The Financial Times reported, “No manufacturer can be free of the problem if it gets prolonged.” The chip shortage is affecting large and small manufacturers, even those using low-margin processors, the ones that perform simple functions like making your toast the right shade or keeping your washing machine spinning correctly.
Companies have looked at substitute chips, but the cost to retool to use them is prohibitive.
The automotive sector remains the hardest hit. Modern vehicles are like a rolling computer, with chips in everything from engines to driver assistance systems. Ford, Volkswagen and Jaguar Land Rover have cut vehicle production, shut down factories and laid off workers. Some carmakers are just leaving out high-end features that they cannot get chips for, such as Ram Truck’s intelligent rearview mirror that detects blind spots.
Cutbacks in new car inventory has also affected the rental car industry, as companies are unable to buy the type of new vehicles they want. This has caused skyrocketing rental car prices in popular U.S. cities this summer as demand far exceeds supply.
Why can’t manufacturers just make more?
The chip making industry has always had difficulty keeping up with sudden demand spikes. Alan Priestly, research firm Gartner’s VP Analyst explained that ramping up production with an existing foundry also takes time. “You can’t suddenly go to a chip vendor and say, ‘give me a million new chips’ if you haven’t got the order in place because there’s a throughput time,” said Priestley. “If I put an order in today, and there’s capacity available, it may take me three months or more to get the chip.”
Countries around the world are now being compelled to think about how chips are produced and where. Currently, the largest chip foundries in the world (from biggest to smallest) include Taiwan’s TSMC and UMC, South Korea’s Samsung, GlobalFoundries in the U.S. and China’s SMIC.
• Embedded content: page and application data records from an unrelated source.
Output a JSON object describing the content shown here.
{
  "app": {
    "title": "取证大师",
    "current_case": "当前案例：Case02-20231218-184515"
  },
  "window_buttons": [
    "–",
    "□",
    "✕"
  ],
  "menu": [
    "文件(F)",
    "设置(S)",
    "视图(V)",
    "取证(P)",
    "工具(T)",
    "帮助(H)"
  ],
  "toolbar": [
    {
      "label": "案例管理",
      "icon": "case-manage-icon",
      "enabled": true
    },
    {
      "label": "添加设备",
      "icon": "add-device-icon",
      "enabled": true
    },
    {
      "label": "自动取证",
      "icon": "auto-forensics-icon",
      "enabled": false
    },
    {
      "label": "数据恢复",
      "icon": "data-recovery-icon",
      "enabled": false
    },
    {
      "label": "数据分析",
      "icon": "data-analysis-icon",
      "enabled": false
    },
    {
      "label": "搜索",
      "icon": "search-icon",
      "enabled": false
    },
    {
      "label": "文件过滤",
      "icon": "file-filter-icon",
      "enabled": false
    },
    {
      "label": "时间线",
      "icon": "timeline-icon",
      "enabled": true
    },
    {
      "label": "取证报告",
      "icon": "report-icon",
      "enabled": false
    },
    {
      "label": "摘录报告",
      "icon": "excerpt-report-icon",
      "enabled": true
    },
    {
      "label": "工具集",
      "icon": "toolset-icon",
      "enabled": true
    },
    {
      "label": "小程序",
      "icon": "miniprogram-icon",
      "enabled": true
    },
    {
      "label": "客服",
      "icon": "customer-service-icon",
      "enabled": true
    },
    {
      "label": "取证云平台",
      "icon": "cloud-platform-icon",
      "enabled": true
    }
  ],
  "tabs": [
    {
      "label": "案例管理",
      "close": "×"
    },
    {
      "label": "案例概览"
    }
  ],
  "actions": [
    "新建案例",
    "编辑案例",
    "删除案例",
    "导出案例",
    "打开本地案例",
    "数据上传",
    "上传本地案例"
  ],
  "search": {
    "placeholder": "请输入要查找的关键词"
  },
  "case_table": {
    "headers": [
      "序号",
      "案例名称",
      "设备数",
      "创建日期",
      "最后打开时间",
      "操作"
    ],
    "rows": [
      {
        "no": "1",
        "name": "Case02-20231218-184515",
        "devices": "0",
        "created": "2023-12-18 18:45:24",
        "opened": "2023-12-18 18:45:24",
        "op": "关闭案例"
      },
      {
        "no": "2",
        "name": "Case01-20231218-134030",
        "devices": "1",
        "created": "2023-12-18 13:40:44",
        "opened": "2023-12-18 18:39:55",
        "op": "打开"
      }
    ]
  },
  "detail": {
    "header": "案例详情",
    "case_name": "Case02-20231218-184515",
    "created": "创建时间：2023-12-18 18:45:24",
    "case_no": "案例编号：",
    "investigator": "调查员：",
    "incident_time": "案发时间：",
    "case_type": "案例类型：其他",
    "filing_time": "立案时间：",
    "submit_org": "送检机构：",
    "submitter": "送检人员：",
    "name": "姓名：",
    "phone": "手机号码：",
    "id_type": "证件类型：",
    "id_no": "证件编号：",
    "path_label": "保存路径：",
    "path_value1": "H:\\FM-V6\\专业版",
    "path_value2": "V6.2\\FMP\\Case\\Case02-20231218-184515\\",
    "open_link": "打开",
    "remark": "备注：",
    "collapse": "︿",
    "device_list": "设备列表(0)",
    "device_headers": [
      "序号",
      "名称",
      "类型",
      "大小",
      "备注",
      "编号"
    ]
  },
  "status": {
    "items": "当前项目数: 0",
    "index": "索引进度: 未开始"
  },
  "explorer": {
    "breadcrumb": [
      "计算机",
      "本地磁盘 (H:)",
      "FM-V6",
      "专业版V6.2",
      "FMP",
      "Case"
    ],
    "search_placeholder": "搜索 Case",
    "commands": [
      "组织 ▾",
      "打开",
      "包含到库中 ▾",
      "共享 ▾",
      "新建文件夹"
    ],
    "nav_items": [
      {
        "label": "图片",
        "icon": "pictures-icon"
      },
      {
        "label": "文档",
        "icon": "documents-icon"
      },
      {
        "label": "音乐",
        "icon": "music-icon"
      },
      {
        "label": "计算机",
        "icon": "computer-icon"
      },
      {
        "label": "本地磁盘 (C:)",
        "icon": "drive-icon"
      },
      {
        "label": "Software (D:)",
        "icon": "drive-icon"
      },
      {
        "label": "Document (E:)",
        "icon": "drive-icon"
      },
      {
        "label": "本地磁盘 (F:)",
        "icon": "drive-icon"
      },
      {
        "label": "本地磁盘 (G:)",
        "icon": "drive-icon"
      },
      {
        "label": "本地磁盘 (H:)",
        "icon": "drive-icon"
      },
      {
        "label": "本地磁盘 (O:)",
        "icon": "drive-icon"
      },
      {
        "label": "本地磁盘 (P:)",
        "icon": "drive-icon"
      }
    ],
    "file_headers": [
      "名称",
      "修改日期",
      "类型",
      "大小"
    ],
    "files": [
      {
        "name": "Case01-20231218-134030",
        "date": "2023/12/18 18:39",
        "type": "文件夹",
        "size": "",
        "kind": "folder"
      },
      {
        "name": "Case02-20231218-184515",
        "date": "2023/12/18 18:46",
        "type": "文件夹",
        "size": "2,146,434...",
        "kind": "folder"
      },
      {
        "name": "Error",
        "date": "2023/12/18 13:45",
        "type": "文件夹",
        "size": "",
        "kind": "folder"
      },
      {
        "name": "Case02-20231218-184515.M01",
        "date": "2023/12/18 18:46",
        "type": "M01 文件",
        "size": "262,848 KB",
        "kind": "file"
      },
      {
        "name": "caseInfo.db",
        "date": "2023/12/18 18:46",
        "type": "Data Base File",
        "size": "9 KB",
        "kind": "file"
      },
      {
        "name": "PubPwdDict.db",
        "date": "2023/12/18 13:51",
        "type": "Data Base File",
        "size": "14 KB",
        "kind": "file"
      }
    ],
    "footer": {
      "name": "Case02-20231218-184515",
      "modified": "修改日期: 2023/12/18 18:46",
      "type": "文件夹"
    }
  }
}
Nations are thinking about increasing the number of chips they produce or build new foundries. However, factories that produce wafers are not cheap or quick to build. A facility can cost tens of billions of dollars. Once built, it can take up to a year for testing and qualifying complex tools. Intel intends to spend $20 billion on two new chip plants in Arizona, and is supported in part by the Biden Administration’s $2.25 trillion infrastructure-focused plan.
Until chip supply and demand are rebalanced, industry experts expect problems to extend well into 2022.